However, Orphan Black could stand to have more racial representation. Beth’s partner on the police force is a black man, Detective Arthur “Art” Bell. Art serves two primary purposes in the show. The first is to give depth to Beth’s character. Through Sarah’s eyes we discover that Beth is under investigation for killing a suspect in a chase on foot, but Art is coaching Sarah (as Beth) to give a specially-tailored version of what happened. It’s unclear if Art is supposed to be a dirty cop, or just a loyal partner concerned for their careers. Second, Art takes the lead on the police investigation that seems to be honing in on discovering the existence (and murders) of the clones. While Art’s character plays an important role in advancing the plot and understanding major characters, his own character is fairly two-dimensional. He isn’t too much more than a loyal companion stock character. Similarly, later in the series we meet a mother who is black, but her character acts more like a plot device; she gives us exposition, and not much else. The choice to make a character whose race is inconsequential to her function a person of color is good, in the sense that it breaks up the mostly white cast. But the series would do well to add some depth to Art’s character, and to include other characters of different ethnicities as the show explores the competing conspiracy factions.
Orphan Black includes many of the different components that we need to demand from our television networks. It has a cast of predominantly female characters, romantic relationships that only serve as subplot or to help move along the major plotlines, and queer characters and relationships are given equal footing to the heterosexual ones. Many fans were outraged to learn that Orphan Black was completed snubbed of any Emmy nominations, though science fiction always has a tougher time at the major awards shows. I think the biggest reason for this is that Orphan Black hasn’t developed enough of a following to be taken seriously. Shows with a high fantasy motif, such as Game of Thrones, are gaining more and more traction as serious artistic works. It is only a matter of time before science fiction is also recognized as something that can be enjoyed by more than a niche audience.
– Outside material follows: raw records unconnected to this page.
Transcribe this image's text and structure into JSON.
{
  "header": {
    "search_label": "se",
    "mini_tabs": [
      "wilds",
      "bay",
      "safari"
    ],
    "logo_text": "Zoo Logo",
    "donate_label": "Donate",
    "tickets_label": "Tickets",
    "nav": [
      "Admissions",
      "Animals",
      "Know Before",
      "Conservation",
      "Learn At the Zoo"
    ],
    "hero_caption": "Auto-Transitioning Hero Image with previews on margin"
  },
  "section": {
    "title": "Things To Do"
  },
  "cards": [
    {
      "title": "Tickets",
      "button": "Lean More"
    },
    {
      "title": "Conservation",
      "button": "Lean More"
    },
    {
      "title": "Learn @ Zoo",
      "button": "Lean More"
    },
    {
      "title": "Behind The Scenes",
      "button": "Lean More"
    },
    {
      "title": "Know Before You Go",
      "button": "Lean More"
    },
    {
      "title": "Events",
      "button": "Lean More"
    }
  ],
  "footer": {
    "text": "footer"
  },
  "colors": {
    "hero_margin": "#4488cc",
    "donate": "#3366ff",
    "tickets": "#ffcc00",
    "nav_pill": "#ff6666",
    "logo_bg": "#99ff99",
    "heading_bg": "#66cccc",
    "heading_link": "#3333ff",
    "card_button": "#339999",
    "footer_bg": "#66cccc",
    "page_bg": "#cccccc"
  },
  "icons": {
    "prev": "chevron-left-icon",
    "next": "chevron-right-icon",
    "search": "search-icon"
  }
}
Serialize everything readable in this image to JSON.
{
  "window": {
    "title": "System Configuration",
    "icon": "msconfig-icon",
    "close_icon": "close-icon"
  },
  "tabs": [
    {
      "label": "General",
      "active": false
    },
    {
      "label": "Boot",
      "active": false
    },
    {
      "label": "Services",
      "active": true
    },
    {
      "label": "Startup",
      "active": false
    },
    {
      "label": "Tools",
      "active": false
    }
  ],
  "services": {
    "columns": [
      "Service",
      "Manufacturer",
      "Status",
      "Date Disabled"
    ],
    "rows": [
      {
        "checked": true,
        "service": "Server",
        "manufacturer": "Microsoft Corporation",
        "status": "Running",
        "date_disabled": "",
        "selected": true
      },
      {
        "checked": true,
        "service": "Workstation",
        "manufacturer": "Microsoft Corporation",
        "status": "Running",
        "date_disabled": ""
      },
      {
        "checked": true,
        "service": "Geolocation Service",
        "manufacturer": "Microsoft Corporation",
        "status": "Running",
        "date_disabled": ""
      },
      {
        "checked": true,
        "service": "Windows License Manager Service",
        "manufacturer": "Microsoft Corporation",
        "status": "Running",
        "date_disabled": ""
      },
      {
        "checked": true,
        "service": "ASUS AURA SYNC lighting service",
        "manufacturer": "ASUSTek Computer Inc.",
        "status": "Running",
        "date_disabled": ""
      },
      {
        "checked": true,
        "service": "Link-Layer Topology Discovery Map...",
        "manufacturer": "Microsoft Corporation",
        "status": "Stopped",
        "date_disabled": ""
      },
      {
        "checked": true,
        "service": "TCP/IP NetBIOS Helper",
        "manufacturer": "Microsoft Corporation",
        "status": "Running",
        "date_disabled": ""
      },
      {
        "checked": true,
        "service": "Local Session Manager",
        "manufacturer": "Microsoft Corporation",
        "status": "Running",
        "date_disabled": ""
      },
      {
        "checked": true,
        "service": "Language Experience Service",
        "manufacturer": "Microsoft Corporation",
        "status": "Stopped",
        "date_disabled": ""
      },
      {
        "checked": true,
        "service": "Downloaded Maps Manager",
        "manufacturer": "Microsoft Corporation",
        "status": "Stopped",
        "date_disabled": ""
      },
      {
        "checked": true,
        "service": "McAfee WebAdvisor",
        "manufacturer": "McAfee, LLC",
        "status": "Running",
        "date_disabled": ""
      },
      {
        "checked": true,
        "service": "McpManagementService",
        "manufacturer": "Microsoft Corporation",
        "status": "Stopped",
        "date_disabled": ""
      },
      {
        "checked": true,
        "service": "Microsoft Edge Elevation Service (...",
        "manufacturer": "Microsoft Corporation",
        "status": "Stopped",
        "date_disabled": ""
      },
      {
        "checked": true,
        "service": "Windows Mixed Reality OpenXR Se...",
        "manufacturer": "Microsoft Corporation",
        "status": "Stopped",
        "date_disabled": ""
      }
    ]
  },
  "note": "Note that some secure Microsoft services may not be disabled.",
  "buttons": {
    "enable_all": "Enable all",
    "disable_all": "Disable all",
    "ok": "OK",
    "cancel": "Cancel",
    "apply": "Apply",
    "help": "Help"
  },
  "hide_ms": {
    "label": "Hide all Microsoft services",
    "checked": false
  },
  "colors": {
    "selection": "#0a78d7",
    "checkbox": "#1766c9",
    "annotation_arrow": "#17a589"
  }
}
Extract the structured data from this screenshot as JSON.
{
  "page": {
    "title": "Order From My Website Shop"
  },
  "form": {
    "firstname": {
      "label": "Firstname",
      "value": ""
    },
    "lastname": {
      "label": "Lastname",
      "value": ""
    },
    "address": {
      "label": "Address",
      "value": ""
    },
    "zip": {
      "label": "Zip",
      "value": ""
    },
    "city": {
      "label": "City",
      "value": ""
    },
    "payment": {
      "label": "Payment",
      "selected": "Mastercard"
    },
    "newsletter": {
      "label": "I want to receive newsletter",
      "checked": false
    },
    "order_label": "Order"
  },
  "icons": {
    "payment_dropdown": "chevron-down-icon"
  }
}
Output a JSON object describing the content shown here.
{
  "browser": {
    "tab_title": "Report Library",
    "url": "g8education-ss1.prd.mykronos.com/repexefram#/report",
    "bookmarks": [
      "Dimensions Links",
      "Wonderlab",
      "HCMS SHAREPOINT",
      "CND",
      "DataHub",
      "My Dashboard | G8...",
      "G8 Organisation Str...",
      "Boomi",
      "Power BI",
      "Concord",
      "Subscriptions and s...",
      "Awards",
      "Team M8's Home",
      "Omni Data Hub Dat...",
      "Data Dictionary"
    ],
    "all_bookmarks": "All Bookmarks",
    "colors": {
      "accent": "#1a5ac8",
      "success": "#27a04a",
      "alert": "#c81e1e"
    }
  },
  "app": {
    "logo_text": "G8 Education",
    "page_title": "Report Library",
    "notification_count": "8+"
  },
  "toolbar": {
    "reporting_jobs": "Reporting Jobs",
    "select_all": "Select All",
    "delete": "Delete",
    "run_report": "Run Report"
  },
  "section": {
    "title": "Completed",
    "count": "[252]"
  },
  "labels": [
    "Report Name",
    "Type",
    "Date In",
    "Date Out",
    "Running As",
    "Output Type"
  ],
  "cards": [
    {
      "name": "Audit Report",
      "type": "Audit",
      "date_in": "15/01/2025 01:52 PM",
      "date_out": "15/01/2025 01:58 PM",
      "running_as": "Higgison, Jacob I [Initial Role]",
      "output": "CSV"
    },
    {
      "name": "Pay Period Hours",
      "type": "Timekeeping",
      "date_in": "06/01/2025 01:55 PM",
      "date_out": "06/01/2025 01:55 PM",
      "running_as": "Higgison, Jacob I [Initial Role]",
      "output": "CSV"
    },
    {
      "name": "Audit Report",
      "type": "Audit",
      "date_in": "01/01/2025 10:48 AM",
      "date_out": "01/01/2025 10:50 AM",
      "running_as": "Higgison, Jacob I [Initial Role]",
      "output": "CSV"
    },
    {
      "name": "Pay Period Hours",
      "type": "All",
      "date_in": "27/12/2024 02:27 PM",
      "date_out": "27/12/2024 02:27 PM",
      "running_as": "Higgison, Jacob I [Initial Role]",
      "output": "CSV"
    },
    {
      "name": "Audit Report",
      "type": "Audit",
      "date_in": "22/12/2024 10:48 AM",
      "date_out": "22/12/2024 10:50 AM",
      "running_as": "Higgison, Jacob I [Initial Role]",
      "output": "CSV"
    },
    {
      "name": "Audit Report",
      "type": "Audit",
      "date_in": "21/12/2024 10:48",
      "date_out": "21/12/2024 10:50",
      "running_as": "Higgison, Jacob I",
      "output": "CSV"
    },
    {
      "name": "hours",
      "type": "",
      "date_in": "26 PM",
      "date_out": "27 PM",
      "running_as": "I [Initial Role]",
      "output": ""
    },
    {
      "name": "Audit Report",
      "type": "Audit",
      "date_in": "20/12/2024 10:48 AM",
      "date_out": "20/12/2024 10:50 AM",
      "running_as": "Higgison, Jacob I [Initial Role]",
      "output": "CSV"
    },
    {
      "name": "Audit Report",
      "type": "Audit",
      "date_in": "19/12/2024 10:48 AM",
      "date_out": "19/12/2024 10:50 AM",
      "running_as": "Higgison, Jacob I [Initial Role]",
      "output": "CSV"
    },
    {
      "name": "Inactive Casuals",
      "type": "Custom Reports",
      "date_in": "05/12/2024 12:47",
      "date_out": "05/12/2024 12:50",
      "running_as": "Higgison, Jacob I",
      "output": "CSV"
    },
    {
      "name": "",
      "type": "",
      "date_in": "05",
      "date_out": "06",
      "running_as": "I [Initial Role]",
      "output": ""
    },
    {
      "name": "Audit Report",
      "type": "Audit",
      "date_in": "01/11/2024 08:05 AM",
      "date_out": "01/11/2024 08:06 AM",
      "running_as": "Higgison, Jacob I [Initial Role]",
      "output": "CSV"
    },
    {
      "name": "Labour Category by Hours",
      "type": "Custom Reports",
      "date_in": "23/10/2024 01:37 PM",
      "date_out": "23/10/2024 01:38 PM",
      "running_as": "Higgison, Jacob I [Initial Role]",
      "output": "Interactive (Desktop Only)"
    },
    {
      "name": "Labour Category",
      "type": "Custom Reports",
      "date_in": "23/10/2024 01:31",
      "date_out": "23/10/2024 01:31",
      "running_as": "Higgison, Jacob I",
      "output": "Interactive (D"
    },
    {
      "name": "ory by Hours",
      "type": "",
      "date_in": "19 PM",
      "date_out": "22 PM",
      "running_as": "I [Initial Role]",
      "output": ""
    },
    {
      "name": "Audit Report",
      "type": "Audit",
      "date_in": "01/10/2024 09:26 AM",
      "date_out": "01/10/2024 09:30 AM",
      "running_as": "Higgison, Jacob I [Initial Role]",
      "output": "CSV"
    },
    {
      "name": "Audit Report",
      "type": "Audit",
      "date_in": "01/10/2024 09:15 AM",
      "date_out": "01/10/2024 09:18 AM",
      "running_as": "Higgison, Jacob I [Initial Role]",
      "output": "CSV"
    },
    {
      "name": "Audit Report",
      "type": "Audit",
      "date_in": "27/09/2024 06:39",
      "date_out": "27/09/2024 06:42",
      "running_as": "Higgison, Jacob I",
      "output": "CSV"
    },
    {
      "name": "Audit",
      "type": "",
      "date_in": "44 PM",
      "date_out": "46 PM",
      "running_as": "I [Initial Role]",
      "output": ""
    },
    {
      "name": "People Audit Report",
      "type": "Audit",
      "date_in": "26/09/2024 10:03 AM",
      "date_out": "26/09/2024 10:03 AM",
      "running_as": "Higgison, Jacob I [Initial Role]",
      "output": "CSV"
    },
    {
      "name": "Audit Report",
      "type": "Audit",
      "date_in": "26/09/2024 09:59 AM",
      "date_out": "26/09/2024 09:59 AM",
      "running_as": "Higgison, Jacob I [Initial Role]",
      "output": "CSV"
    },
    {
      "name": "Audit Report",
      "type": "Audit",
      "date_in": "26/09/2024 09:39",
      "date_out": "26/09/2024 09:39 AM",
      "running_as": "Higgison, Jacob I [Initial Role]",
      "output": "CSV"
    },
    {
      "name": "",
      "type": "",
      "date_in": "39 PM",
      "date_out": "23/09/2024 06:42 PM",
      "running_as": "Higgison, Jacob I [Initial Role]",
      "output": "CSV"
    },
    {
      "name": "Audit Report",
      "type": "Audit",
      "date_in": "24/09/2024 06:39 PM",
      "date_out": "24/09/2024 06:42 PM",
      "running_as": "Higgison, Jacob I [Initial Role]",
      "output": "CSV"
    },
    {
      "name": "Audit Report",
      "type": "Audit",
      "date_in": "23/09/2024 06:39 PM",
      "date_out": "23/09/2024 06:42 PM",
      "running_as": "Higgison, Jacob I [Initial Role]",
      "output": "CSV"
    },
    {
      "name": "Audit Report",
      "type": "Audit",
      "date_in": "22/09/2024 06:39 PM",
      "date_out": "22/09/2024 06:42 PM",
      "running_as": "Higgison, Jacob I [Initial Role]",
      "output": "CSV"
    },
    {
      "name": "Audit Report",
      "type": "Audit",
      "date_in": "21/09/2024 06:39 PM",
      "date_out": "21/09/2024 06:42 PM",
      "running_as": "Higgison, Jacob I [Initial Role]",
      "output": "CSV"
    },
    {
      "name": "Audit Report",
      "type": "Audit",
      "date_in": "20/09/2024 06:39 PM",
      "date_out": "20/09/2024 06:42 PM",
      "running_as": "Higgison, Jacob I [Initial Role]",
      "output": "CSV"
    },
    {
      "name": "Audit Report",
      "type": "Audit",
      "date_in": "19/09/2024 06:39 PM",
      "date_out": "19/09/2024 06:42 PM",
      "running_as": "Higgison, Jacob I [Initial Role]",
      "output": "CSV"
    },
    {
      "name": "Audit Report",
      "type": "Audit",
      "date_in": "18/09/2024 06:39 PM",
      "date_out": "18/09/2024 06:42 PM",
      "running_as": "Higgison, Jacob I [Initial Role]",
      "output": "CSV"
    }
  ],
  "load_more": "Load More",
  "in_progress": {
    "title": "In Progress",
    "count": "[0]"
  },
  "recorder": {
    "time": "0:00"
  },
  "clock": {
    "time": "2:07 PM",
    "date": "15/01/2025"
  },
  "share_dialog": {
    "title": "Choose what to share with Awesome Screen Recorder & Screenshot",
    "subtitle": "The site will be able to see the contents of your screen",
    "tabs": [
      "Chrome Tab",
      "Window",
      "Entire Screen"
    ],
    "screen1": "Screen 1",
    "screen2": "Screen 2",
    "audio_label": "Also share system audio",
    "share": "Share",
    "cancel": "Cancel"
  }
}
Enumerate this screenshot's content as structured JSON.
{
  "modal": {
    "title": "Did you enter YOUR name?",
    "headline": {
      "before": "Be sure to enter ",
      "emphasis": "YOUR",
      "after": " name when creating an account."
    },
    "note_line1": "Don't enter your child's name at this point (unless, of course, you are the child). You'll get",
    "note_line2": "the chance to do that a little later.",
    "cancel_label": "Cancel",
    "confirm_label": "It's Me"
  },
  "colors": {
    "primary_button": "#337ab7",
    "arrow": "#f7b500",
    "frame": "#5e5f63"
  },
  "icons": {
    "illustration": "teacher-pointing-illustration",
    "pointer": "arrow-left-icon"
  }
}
The most powerful way to change typical white-hetero-cis-male paradigm in entertainment is to support those works that challenge it.